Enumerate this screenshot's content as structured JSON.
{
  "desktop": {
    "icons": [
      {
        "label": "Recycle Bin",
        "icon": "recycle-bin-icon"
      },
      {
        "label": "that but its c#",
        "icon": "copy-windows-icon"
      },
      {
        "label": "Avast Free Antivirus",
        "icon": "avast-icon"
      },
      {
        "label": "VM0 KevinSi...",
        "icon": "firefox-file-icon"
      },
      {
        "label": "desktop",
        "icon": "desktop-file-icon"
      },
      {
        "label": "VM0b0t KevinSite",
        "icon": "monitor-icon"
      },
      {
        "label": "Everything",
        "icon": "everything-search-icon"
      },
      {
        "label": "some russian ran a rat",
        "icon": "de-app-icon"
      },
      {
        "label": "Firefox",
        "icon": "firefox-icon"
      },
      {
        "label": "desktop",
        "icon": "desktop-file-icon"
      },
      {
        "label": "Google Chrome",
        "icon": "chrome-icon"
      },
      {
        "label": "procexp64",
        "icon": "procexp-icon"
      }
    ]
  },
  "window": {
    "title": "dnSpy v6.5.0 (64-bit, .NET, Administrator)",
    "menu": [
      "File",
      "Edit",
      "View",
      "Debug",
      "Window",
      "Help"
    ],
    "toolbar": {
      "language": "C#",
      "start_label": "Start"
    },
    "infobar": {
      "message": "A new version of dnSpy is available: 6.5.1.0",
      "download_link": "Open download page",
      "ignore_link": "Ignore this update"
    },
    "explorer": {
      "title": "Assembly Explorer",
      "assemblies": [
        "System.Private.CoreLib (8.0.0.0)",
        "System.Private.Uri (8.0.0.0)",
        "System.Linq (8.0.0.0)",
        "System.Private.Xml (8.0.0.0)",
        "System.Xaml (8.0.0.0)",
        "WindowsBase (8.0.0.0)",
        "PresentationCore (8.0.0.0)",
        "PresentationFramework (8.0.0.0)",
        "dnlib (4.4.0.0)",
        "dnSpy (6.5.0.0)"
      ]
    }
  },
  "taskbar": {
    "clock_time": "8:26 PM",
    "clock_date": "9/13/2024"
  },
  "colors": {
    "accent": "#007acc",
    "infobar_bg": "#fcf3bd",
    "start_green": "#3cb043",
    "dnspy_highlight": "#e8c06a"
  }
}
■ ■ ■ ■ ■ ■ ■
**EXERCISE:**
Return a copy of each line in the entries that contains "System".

**ANSWER:**
        "System.Private.CoreLib (8.0.0.0)",
        "System.Private.Uri (8.0.0.0)",
        "System.Linq (8.0.0.0)",
        "System.Private.Xml (8.0.0.0)",
        "System.Xaml (8.0.0.0)",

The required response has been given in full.